▶ [Materials provided]
Content starts

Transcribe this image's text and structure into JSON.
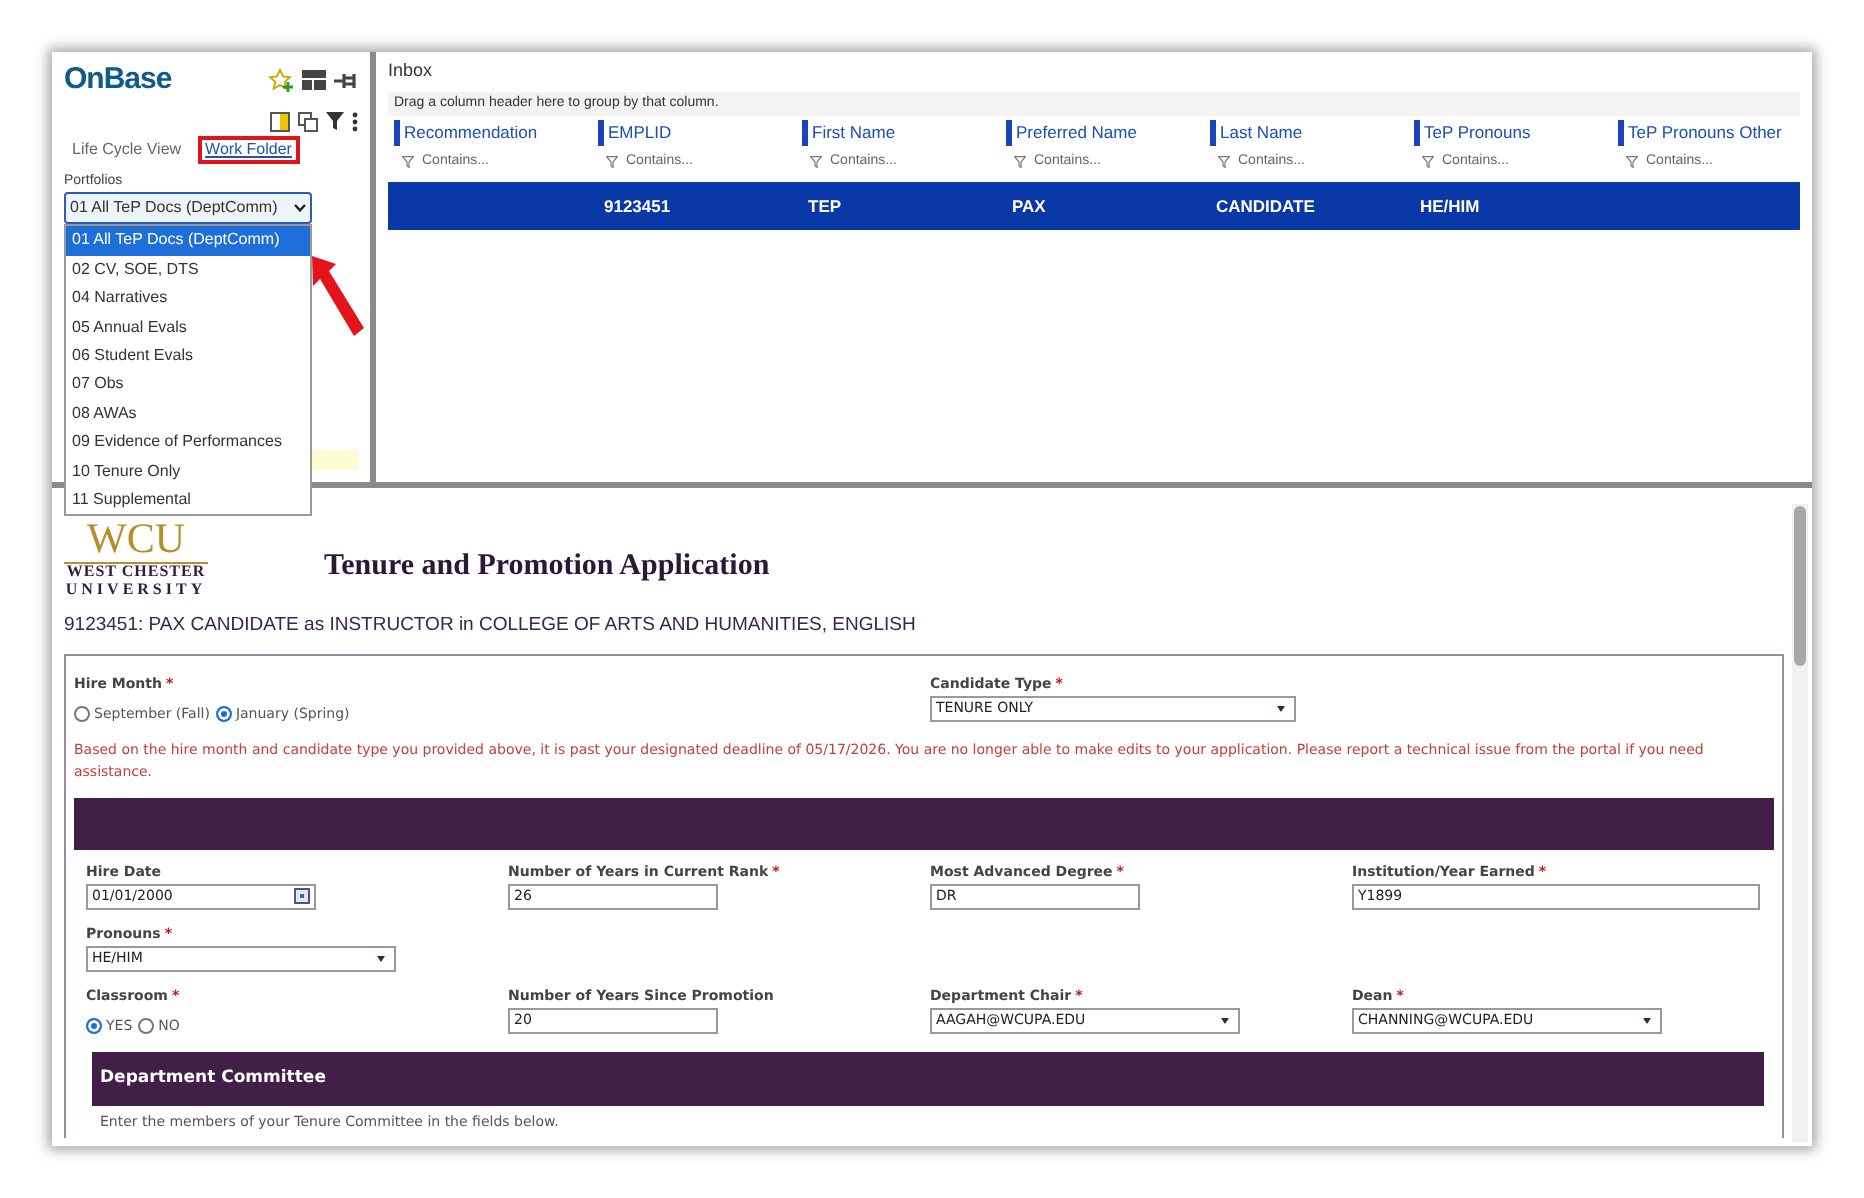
{
  "app": {
    "logo": "OnBase"
  },
  "sidebar": {
    "tabs": [
      {
        "label": "Life Cycle View",
        "selected": false,
        "highlighted": false
      },
      {
        "label": "Work Folder",
        "selected": true,
        "highlighted": true
      }
    ],
    "portfolios_label": "Portfolios",
    "portfolio_select": {
      "value": "01 All TeP Docs (DeptComm)",
      "expanded": true
    },
    "portfolio_options": [
      {
        "label": "01 All TeP Docs (DeptComm)",
        "selected": true
      },
      {
        "label": "02 CV, SOE, DTS",
        "selected": false
      },
      {
        "label": "04 Narratives",
        "selected": false
      },
      {
        "label": "05 Annual Evals",
        "selected": false
      },
      {
        "label": "06 Student Evals",
        "selected": false
      },
      {
        "label": "07 Obs",
        "selected": false
      },
      {
        "label": "08 AWAs",
        "selected": false
      },
      {
        "label": "09 Evidence of Performances",
        "selected": false
      },
      {
        "label": "10 Tenure Only",
        "selected": false
      },
      {
        "label": "11 Supplemental",
        "selected": false
      }
    ],
    "callout_arrow": true
  },
  "inbox": {
    "title": "Inbox",
    "group_hint": "Drag a column header here to group by that column.",
    "columns": [
      {
        "label": "Recommendation",
        "filter_placeholder": "Contains..."
      },
      {
        "label": "EMPLID",
        "filter_placeholder": "Contains..."
      },
      {
        "label": "First Name",
        "filter_placeholder": "Contains..."
      },
      {
        "label": "Preferred Name",
        "filter_placeholder": "Contains..."
      },
      {
        "label": "Last Name",
        "filter_placeholder": "Contains..."
      },
      {
        "label": "TeP Pronouns",
        "filter_placeholder": "Contains..."
      },
      {
        "label": "TeP Pronouns Other",
        "filter_placeholder": "Contains..."
      }
    ],
    "rows": [
      {
        "cells": [
          null,
          "9123451",
          "TEP",
          "PAX",
          "CANDIDATE",
          "HE/HIM",
          null
        ],
        "selected": true
      }
    ]
  },
  "form": {
    "logo": {
      "initials": "WCU",
      "line_1": "WEST CHESTER",
      "line_2": "UNIVERSITY"
    },
    "title": "Tenure and Promotion Application",
    "subtitle": "9123451: PAX CANDIDATE as INSTRUCTOR in COLLEGE OF ARTS AND HUMANITIES, ENGLISH",
    "required_mark": "*",
    "hire_month": {
      "label": "Hire Month",
      "required": true,
      "options": [
        {
          "label": "September (Fall)",
          "selected": false
        },
        {
          "label": "January (Spring)",
          "selected": true
        }
      ]
    },
    "candidate_type": {
      "label": "Candidate Type",
      "required": true,
      "value": "TENURE ONLY"
    },
    "warning": "Based on the hire month and candidate type you provided above, it is past your designated deadline of 05/17/2026. You are no longer able to make edits to your application. Please report a technical issue from the portal if you need assistance.",
    "field_rows": [
      [
        {
          "kind": "date",
          "label": "Hire Date",
          "required": false,
          "value": "01/01/2000"
        },
        {
          "kind": "text",
          "label": "Number of Years in Current Rank",
          "required": true,
          "value": "26"
        },
        {
          "kind": "text",
          "label": "Most Advanced Degree",
          "required": true,
          "value": "DR"
        },
        {
          "kind": "text",
          "label": "Institution/Year Earned",
          "required": true,
          "value": "Y1899"
        }
      ],
      [
        {
          "kind": "select",
          "label": "Pronouns",
          "required": true,
          "value": "HE/HIM"
        }
      ],
      [
        {
          "kind": "radio",
          "label": "Classroom",
          "required": true,
          "options": [
            {
              "label": "YES",
              "selected": true
            },
            {
              "label": "NO",
              "selected": false
            }
          ]
        },
        {
          "kind": "text",
          "label": "Number of Years Since Promotion",
          "required": false,
          "value": "20"
        },
        {
          "kind": "select",
          "label": "Department Chair",
          "required": true,
          "value": "AAGAH@WCUPA.EDU"
        },
        {
          "kind": "select",
          "label": "Dean",
          "required": true,
          "value": "CHANNING@WCUPA.EDU"
        }
      ]
    ],
    "section": {
      "title": "Department Committee",
      "instructions": "Enter the members of your Tenure Committee in the fields below."
    }
  }
}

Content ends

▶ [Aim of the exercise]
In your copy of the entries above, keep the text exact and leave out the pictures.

▶ [Worked solution]
Transcribe this image's text and structure into JSON.
{
  "app": {
    "logo": "OnBase"
  },
  "sidebar": {
    "tabs": [
      {
        "label": "Life Cycle View",
        "selected": false,
        "highlighted": false
      },
      {
        "label": "Work Folder",
        "selected": true,
        "highlighted": true
      }
    ],
    "portfolios_label": "Portfolios",
    "portfolio_select": {
      "value": "01 All TeP Docs (DeptComm)",
      "expanded": true
    },
    "portfolio_options": [
      {
        "label": "01 All TeP Docs (DeptComm)",
        "selected": true
      },
      {
        "label": "02 CV, SOE, DTS",
        "selected": false
      },
      {
        "label": "04 Narratives",
        "selected": false
      },
      {
        "label": "05 Annual Evals",
        "selected": false
      },
      {
        "label": "06 Student Evals",
        "selected": false
      },
      {
        "label": "07 Obs",
        "selected": false
      },
      {
        "label": "08 AWAs",
        "selected": false
      },
      {
        "label": "09 Evidence of Performances",
        "selected": false
      },
      {
        "label": "10 Tenure Only",
        "selected": false
      },
      {
        "label": "11 Supplemental",
        "selected": false
      }
    ],
    "callout_arrow": true
  },
  "inbox": {
    "title": "Inbox",
    "group_hint": "Drag a column header here to group by that column.",
    "columns": [
      {
        "label": "Recommendation",
        "filter_placeholder": "Contains..."
      },
      {
        "label": "EMPLID",
        "filter_placeholder": "Contains..."
      },
      {
        "label": "First Name",
        "filter_placeholder": "Contains..."
      },
      {
        "label": "Preferred Name",
        "filter_placeholder": "Contains..."
      },
      {
        "label": "Last Name",
        "filter_placeholder": "Contains..."
      },
      {
        "label": "TeP Pronouns",
        "filter_placeholder": "Contains..."
      },
      {
        "label": "TeP Pronouns Other",
        "filter_placeholder": "Contains..."
      }
    ],
    "rows": [
      {
        "cells": [
          null,
          "9123451",
          "TEP",
          "PAX",
          "CANDIDATE",
          "HE/HIM",
          null
        ],
        "selected": true
      }
    ]
  },
  "form": {
    "logo": {
      "initials": "WCU",
      "line_1": "WEST CHESTER",
      "line_2": "UNIVERSITY"
    },
    "title": "Tenure and Promotion Application",
    "subtitle": "9123451: PAX CANDIDATE as INSTRUCTOR in COLLEGE OF ARTS AND HUMANITIES, ENGLISH",
    "required_mark": "*",
    "hire_month": {
      "label": "Hire Month",
      "required": true,
      "options": [
        {
          "label": "September (Fall)",
          "selected": false
        },
        {
          "label": "January (Spring)",
          "selected": true
        }
      ]
    },
    "candidate_type": {
      "label": "Candidate Type",
      "required": true,
      "value": "TENURE ONLY"
    },
    "warning": "Based on the hire month and candidate type you provided above, it is past your designated deadline of 05/17/2026. You are no longer able to make edits to your application. Please report a technical issue from the portal if you need assistance.",
    "field_rows": [
      [
        {
          "kind": "date",
          "label": "Hire Date",
          "required": false,
          "value": "01/01/2000"
        },
        {
          "kind": "text",
          "label": "Number of Years in Current Rank",
          "required": true,
          "value": "26"
        },
        {
          "kind": "text",
          "label": "Most Advanced Degree",
          "required": true,
          "value": "DR"
        },
        {
          "kind": "text",
          "label": "Institution/Year Earned",
          "required": true,
          "value": "Y1899"
        }
      ],
      [
        {
          "kind": "select",
          "label": "Pronouns",
          "required": true,
          "value": "HE/HIM"
        }
      ],
      [
        {
          "kind": "radio",
          "label": "Classroom",
          "required": true,
          "options": [
            {
              "label": "YES",
              "selected": true
            },
            {
              "label": "NO",
              "selected": false
            }
          ]
        },
        {
          "kind": "text",
          "label": "Number of Years Since Promotion",
          "required": false,
          "value": "20"
        },
        {
          "kind": "select",
          "label": "Department Chair",
          "required": true,
          "value": "AAGAH@WCUPA.EDU"
        },
        {
          "kind": "select",
          "label": "Dean",
          "required": true,
          "value": "CHANNING@WCUPA.EDU"
        }
      ]
    ],
    "section": {
      "title": "Department Committee",
      "instructions": "Enter the members of your Tenure Committee in the fields below."
    }
  }
}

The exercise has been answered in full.